───── Supplied records
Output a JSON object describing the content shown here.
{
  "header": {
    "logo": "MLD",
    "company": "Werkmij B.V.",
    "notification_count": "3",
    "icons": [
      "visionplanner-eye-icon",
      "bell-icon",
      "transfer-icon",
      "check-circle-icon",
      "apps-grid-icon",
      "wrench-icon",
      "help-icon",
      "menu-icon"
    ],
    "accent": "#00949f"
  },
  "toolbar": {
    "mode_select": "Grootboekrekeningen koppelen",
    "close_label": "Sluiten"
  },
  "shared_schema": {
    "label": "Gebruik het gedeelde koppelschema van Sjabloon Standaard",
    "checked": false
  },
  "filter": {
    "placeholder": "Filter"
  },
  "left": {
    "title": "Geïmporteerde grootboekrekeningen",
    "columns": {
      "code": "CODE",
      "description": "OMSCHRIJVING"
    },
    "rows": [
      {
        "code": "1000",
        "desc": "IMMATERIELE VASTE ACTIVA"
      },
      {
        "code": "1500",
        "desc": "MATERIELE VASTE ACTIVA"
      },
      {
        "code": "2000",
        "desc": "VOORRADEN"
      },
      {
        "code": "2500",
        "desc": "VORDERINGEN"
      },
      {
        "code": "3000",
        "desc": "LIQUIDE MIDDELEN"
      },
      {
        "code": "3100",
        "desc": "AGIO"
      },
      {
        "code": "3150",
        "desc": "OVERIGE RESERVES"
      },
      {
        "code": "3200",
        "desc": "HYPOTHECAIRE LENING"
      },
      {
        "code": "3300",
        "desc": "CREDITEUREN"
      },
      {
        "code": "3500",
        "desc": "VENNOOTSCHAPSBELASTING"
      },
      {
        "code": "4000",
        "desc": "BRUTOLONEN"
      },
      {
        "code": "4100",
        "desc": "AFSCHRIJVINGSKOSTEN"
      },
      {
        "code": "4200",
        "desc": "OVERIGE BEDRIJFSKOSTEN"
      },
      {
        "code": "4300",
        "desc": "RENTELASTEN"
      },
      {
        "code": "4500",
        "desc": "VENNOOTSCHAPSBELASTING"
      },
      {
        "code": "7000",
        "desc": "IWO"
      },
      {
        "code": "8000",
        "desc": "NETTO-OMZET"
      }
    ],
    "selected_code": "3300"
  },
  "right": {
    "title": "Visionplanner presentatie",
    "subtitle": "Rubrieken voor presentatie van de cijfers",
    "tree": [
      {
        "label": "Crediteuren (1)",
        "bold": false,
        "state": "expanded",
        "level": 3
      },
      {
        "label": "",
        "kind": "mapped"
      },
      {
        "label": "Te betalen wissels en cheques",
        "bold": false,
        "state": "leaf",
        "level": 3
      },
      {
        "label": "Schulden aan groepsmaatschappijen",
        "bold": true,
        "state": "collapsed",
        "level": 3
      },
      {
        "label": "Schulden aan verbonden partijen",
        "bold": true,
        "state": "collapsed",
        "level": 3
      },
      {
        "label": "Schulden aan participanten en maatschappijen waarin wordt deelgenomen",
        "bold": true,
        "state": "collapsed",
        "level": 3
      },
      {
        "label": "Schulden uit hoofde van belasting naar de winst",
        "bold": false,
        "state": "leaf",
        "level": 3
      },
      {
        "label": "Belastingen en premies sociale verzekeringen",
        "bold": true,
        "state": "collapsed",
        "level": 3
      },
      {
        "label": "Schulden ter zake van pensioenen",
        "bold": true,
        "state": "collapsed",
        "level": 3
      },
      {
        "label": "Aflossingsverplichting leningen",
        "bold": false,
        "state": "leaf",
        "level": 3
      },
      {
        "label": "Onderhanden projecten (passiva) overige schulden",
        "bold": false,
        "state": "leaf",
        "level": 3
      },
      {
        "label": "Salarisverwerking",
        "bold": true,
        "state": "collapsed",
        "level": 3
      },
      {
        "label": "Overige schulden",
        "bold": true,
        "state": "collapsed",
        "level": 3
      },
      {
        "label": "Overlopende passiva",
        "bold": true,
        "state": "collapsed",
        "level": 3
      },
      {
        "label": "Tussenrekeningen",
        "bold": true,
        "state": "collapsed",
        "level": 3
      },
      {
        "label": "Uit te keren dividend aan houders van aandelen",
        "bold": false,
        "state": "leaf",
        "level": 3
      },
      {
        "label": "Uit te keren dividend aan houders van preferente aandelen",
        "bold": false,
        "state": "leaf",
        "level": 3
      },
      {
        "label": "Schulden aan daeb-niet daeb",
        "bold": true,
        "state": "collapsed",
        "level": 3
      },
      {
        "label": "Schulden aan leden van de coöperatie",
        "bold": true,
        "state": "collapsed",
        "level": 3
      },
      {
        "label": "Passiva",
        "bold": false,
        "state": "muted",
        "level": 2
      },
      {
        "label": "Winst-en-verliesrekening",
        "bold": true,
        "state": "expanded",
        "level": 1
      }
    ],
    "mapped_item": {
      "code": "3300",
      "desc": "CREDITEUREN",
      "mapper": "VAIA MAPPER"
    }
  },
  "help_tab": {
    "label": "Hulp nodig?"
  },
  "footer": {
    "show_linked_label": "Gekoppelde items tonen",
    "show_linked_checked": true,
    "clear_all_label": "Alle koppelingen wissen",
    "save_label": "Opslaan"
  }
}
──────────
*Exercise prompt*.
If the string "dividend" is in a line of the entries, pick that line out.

*Finished task*.
        "label": "Uit te keren dividend aan houders van aandelen",
        "label": "Uit te keren dividend aan houders van preferente aandelen",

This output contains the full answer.